[Opening Data supplied section]

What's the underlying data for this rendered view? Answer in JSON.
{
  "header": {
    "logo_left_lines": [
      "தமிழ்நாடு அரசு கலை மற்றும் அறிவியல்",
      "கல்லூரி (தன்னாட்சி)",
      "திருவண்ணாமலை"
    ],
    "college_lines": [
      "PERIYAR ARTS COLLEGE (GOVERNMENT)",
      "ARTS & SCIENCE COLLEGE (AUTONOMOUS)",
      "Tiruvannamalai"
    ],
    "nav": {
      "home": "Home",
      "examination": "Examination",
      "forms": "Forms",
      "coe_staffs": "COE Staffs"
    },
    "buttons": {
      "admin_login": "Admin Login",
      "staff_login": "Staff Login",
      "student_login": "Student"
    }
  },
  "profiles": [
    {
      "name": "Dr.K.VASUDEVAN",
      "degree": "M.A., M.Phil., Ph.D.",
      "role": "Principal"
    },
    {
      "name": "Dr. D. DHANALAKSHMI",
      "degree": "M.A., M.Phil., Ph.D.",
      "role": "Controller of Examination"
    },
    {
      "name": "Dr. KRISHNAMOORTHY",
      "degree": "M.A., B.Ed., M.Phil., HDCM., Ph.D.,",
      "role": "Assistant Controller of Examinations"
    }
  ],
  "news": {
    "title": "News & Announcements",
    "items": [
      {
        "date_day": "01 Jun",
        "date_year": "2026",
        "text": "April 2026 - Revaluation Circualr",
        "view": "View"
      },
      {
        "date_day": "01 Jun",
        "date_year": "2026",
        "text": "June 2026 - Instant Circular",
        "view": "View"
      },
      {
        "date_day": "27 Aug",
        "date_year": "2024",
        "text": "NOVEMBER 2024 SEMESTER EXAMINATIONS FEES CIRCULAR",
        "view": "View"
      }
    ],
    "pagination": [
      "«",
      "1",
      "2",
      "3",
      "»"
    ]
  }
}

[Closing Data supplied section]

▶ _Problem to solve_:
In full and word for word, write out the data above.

▶ _Response_:
What's the underlying data for this rendered view? Answer in JSON.
{
  "header": {
    "logo_left_lines": [
      "தமிழ்நாடு அரசு கலை மற்றும் அறிவியல்",
      "கல்லூரி (தன்னாட்சி)",
      "திருவண்ணாமலை"
    ],
    "college_lines": [
      "PERIYAR ARTS COLLEGE (GOVERNMENT)",
      "ARTS & SCIENCE COLLEGE (AUTONOMOUS)",
      "Tiruvannamalai"
    ],
    "nav": {
      "home": "Home",
      "examination": "Examination",
      "forms": "Forms",
      "coe_staffs": "COE Staffs"
    },
    "buttons": {
      "admin_login": "Admin Login",
      "staff_login": "Staff Login",
      "student_login": "Student"
    }
  },
  "profiles": [
    {
      "name": "Dr.K.VASUDEVAN",
      "degree": "M.A., M.Phil., Ph.D.",
      "role": "Principal"
    },
    {
      "name": "Dr. D. DHANALAKSHMI",
      "degree": "M.A., M.Phil., Ph.D.",
      "role": "Controller of Examination"
    },
    {
      "name": "Dr. KRISHNAMOORTHY",
      "degree": "M.A., B.Ed., M.Phil., HDCM., Ph.D.,",
      "role": "Assistant Controller of Examinations"
    }
  ],
  "news": {
    "title": "News & Announcements",
    "items": [
      {
        "date_day": "01 Jun",
        "date_year": "2026",
        "text": "April 2026 - Revaluation Circualr",
        "view": "View"
      },
      {
        "date_day": "01 Jun",
        "date_year": "2026",
        "text": "June 2026 - Instant Circular",
        "view": "View"
      },
      {
        "date_day": "27 Aug",
        "date_year": "2024",
        "text": "NOVEMBER 2024 SEMESTER EXAMINATIONS FEES CIRCULAR",
        "view": "View"
      }
    ],
    "pagination": [
      "«",
      "1",
      "2",
      "3",
      "»"
    ]
  }
}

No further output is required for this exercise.